Whitfield is similarly dismissive of fears about the animals’ ferocity. “People are completely free to move and interact with [American bison] across Yellowstone, and thousands of people every year do it,” he says. “And occasionally one idiot will try and take a selfie with a bison or stroke or bison. The bison will attack them because they're invading that animal’s space. But people who keep a distance are respected.”

A more realistic risk, however, is that herds of imported animals, left to breed naturally, could expand dramatically, throwing the ecosystem out of balance and destroying too much of the other wildlife. Rewilding is a relatively new project, and it hasn’t always gone well: on Oostvaardersplassen nature reserve in the Netherlands, thousands of wild deer, horses and cattle, who had been left almost totally unmanaged, died during a cold winter when vegetation ran out, and the wild animals could not migrate beyond the reserve’s 2,500-hectare grazing area. Herd numbers are now fiercely controlled. 

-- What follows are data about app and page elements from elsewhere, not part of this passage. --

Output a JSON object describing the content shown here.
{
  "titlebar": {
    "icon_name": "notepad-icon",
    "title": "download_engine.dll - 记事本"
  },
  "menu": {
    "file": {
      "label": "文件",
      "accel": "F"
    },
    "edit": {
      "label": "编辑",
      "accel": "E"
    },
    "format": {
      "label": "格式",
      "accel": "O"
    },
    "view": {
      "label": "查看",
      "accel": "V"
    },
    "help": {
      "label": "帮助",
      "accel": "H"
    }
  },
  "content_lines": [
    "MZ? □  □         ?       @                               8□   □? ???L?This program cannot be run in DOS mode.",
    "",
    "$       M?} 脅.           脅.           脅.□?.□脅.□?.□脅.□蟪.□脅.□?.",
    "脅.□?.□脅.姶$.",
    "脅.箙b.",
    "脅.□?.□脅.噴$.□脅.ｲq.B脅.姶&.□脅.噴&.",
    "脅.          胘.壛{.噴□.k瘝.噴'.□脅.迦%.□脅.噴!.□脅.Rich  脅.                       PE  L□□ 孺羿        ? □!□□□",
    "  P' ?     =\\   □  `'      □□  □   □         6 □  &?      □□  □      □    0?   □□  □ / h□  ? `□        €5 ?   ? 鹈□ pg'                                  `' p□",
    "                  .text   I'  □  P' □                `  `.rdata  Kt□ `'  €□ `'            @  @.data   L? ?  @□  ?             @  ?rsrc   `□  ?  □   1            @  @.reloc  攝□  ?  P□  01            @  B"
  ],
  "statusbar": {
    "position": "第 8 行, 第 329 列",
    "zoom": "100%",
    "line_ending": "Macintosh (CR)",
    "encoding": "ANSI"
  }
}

On the day I visit the Blean, the five wild bison are nowhere to be seen. To get a sense of their stature, Bateman-Brown takes me to a nearby enclosure also owned by the Wildwood Trust, to see Haydes, a 15-year-old domesticated bison.

Haydes is around six foot tall and, I’m told, a “miserable bastard”. His pen-mate and sparring partner Orcz, who died earlier this year, was the approachable one.

Haydes rolls over on his back, producing a cloud of amber dust. This habit—dust bathing—is useful for woodland management, opening up spaces for insects to live. By the enclosure stands a thin, smooth pillar of wood which apparently used to be a tree trunk. A few kilometres away, Haydes’s wild cousins are busy felling several trees a day. In the paddock, his skills are useless. 

Balefully, he heaves his 800kg body up to a standing position. The woolly head droops beneath the huge, sinewy shoulders as he ambles slowly into his hut.